▸ **AIM OF THE EXERCISE**
State how many lines in the following entries contain the word "this". No other output.

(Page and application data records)
════

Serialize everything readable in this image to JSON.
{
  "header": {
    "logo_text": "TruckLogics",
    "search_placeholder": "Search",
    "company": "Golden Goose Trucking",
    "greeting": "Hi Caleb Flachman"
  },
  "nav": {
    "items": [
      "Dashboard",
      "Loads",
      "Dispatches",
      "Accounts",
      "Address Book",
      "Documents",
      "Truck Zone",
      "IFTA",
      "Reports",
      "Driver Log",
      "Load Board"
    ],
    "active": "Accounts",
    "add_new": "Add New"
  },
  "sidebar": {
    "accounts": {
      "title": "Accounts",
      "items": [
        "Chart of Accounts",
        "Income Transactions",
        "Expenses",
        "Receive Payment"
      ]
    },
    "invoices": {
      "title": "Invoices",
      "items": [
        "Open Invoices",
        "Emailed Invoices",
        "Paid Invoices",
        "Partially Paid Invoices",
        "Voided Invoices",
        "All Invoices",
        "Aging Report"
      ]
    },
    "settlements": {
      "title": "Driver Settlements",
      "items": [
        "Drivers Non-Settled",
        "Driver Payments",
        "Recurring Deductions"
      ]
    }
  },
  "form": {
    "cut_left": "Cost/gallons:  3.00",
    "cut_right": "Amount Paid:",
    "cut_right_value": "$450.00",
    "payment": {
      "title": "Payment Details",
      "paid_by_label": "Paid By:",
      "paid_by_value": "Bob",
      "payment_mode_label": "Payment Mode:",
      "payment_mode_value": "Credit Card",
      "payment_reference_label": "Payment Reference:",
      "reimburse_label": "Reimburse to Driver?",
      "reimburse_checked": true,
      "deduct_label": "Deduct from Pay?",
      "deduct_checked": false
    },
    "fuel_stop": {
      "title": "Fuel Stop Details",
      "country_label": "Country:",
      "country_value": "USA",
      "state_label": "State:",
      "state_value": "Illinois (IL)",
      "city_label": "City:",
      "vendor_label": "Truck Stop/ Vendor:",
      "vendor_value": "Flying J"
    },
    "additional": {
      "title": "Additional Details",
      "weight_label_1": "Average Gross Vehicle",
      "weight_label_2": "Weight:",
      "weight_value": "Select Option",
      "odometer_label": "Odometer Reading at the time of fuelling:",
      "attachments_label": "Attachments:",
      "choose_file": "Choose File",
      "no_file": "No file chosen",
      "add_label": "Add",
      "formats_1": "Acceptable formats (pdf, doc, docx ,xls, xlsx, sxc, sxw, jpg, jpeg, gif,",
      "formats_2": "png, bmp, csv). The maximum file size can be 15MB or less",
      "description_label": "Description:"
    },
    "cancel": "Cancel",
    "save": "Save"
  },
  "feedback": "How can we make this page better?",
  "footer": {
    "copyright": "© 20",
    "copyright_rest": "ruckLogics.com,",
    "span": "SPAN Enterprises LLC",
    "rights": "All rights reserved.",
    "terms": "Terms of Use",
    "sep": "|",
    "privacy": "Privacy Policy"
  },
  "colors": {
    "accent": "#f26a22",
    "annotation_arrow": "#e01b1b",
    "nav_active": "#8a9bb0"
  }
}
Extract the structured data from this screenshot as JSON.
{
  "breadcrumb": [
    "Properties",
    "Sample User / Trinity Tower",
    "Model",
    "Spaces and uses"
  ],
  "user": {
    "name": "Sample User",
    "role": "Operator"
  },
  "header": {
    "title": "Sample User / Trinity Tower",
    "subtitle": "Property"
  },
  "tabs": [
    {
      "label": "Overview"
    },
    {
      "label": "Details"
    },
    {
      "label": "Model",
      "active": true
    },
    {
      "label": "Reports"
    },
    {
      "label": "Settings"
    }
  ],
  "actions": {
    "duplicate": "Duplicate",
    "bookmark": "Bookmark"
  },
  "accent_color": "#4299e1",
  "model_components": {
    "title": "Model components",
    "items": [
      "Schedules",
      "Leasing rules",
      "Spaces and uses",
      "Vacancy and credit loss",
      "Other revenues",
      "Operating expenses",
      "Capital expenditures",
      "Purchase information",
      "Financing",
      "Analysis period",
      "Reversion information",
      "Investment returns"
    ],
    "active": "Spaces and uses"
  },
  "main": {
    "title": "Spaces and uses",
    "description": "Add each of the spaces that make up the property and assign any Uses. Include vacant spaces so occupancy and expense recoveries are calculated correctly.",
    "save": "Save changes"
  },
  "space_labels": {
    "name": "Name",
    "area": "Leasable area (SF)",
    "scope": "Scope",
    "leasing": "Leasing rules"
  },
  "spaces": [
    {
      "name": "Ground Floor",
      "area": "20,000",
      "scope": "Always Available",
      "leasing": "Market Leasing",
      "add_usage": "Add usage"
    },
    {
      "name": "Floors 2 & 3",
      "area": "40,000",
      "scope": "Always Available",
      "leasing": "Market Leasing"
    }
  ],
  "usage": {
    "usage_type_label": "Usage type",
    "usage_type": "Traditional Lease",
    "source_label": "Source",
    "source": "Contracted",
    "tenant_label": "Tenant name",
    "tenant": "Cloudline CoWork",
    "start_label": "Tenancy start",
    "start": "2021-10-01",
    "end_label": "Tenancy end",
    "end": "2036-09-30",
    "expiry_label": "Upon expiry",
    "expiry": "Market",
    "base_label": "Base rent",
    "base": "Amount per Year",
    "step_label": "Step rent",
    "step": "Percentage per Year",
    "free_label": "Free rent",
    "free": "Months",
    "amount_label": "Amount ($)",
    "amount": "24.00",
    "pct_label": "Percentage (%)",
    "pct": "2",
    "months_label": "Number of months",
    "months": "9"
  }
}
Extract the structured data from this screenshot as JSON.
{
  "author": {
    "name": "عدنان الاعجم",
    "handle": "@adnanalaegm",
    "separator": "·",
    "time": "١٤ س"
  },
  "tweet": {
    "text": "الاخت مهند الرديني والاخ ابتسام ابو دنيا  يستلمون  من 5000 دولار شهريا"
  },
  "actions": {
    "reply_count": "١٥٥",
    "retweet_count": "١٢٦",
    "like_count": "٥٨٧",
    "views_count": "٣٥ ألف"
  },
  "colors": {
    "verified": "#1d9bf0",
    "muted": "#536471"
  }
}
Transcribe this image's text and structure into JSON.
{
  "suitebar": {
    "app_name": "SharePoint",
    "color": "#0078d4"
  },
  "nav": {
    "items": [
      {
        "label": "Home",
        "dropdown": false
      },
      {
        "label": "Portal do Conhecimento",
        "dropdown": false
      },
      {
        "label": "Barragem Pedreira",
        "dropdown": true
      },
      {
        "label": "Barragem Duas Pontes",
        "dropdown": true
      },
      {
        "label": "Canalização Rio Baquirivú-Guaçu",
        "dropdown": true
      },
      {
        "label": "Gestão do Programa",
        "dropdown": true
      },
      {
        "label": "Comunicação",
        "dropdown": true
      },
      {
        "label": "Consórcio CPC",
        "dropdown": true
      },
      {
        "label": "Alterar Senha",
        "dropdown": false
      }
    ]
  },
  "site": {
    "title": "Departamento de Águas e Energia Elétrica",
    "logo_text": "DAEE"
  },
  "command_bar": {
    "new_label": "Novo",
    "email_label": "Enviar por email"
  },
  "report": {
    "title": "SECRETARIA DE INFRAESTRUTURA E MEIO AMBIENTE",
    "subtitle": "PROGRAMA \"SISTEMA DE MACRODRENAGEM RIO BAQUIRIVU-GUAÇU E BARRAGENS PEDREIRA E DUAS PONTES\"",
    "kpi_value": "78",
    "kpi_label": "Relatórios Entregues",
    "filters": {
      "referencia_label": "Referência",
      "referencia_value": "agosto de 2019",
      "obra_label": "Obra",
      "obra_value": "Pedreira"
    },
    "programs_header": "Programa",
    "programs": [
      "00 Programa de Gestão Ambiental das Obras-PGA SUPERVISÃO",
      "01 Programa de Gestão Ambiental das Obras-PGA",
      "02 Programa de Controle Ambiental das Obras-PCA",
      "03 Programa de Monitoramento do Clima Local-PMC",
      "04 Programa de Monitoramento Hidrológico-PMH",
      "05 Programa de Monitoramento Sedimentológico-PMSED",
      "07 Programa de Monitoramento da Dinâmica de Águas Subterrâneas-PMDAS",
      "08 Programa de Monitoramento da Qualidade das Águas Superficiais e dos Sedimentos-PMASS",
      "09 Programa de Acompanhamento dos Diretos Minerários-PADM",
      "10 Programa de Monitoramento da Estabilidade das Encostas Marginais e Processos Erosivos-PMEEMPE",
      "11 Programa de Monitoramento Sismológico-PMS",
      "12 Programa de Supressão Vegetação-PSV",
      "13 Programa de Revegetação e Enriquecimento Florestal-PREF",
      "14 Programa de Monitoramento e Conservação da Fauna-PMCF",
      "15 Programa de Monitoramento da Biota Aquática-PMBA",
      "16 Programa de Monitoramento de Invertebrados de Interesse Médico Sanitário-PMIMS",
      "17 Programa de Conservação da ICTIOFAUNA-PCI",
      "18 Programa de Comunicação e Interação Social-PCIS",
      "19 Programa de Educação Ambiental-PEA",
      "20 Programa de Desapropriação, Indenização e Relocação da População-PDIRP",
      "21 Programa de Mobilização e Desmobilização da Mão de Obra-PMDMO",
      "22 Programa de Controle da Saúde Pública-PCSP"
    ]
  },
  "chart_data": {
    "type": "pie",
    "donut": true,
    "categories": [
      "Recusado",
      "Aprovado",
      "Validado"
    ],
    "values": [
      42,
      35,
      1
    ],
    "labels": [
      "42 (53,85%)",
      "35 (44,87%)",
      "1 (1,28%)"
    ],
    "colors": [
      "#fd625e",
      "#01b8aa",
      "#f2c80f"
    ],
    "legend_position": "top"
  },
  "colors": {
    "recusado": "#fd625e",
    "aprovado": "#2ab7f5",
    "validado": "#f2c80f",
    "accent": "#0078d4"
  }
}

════

▸ **EXERCISE SOLUTION**
5